### Required action
Determine how many lines in the entries contain the word "your", and give that number with no other text.
──────── Supplied material
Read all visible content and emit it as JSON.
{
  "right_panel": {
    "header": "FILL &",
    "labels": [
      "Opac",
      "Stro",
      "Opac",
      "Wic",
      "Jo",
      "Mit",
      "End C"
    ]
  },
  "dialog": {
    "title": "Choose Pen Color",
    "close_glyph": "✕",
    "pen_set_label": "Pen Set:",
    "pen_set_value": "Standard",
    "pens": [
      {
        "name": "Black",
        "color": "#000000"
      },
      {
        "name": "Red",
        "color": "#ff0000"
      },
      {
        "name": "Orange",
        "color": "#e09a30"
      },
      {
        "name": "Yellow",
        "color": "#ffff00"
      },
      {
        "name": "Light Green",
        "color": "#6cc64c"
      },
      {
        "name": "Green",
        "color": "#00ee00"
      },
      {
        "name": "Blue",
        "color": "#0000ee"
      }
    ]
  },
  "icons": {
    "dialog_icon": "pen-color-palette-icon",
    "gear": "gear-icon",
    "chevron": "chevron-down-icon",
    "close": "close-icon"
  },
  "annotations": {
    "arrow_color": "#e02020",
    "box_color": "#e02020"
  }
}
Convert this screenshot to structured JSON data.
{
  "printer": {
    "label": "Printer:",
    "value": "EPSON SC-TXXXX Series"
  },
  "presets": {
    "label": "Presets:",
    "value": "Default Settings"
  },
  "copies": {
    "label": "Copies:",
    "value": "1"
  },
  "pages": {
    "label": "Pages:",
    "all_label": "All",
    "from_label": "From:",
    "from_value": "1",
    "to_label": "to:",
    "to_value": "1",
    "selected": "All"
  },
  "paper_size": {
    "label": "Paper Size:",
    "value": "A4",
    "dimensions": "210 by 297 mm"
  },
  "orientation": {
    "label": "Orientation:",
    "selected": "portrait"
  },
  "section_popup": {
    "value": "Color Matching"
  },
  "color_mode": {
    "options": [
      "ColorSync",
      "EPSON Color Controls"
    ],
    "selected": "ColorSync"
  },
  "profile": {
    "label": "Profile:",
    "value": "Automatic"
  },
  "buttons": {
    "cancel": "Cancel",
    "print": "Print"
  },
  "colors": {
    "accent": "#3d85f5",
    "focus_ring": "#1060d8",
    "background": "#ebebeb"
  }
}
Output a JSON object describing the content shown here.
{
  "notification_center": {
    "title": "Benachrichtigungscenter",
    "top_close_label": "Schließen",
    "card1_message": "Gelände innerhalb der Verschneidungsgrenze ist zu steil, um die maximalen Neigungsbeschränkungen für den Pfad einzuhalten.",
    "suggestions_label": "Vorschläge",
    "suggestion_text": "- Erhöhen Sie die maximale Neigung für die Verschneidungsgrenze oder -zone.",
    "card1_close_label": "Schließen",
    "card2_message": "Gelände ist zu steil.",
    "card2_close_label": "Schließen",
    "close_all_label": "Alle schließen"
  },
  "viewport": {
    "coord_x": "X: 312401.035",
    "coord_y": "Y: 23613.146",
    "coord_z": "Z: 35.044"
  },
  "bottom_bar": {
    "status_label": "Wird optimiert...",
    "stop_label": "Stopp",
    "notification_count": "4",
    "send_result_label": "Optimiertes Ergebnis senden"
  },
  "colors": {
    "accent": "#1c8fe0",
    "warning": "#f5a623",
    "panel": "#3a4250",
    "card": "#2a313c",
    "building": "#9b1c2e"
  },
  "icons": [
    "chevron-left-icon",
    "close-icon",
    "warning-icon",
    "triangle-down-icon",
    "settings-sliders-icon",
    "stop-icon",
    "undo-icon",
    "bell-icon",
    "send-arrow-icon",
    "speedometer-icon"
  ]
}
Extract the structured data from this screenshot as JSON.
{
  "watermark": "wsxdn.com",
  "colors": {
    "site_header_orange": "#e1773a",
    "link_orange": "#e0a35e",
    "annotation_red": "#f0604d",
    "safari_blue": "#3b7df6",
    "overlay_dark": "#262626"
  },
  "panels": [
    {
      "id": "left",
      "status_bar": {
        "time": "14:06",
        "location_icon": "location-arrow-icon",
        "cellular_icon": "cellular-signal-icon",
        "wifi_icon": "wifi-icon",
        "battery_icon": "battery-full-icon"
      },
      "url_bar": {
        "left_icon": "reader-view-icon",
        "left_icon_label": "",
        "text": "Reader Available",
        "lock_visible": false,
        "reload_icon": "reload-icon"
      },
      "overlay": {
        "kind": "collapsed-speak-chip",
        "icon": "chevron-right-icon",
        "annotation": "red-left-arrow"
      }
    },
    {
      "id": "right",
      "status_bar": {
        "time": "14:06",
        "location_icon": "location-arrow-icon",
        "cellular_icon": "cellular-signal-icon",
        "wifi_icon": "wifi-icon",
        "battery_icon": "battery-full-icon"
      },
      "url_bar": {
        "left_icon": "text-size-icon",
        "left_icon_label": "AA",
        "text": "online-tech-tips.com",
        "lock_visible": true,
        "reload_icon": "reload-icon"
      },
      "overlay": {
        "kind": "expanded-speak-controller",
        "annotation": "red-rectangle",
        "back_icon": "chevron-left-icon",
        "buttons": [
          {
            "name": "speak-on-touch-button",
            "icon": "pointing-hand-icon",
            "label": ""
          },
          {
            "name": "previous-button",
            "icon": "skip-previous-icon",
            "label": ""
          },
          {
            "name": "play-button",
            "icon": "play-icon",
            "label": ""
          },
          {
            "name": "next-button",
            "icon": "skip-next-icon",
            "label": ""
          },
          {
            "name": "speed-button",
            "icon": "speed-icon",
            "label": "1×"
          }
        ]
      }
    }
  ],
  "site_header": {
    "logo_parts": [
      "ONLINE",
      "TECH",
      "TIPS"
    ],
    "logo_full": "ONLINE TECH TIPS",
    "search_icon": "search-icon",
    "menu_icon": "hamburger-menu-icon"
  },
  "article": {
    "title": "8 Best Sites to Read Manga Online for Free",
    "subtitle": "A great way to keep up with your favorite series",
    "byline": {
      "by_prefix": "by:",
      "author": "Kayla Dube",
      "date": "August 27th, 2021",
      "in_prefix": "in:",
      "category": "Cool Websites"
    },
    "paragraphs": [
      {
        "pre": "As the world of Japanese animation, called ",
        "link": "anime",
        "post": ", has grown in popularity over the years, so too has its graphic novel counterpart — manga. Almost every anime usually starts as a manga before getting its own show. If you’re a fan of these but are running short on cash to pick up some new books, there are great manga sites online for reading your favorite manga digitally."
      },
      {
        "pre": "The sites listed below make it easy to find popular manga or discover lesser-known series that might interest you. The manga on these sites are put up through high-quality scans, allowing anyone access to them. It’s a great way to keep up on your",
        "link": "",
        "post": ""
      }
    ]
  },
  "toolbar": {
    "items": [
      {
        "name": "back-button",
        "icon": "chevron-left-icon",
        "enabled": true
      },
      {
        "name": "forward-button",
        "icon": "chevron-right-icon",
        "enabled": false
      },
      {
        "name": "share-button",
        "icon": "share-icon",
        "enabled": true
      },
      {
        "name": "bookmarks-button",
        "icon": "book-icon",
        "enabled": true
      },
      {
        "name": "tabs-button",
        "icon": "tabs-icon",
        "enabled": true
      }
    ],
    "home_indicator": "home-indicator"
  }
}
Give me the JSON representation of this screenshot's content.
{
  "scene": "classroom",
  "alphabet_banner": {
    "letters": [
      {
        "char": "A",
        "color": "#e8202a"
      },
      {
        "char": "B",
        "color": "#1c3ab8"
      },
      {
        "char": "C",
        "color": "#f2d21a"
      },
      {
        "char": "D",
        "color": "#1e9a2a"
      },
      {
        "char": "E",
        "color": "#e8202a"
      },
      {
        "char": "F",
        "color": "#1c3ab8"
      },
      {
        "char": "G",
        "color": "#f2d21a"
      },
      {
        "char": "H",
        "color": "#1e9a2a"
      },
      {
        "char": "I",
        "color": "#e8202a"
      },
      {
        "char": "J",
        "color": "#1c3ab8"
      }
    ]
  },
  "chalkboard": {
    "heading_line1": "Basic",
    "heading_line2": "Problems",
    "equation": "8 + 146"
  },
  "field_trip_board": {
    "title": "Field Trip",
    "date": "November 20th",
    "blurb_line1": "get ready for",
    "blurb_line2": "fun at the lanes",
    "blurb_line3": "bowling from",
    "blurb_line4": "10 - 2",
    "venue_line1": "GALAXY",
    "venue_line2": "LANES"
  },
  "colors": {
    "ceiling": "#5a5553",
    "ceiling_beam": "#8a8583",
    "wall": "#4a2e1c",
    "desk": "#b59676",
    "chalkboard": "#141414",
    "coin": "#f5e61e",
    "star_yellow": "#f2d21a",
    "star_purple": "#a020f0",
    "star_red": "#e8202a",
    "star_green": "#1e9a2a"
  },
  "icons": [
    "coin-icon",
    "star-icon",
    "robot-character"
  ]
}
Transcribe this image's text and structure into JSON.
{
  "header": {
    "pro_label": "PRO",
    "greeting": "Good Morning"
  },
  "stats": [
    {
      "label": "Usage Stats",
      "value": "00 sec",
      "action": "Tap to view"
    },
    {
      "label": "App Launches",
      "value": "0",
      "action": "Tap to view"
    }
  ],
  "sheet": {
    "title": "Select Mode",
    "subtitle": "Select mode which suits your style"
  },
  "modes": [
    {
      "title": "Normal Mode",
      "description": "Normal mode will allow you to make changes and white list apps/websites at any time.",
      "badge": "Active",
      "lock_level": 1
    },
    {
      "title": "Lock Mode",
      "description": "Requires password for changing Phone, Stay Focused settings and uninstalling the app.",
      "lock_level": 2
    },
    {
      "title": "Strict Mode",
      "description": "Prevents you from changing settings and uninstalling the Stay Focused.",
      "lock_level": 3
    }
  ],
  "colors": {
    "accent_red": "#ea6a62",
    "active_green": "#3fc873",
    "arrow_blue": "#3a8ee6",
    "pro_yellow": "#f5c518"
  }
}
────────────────
### Completed exercise
4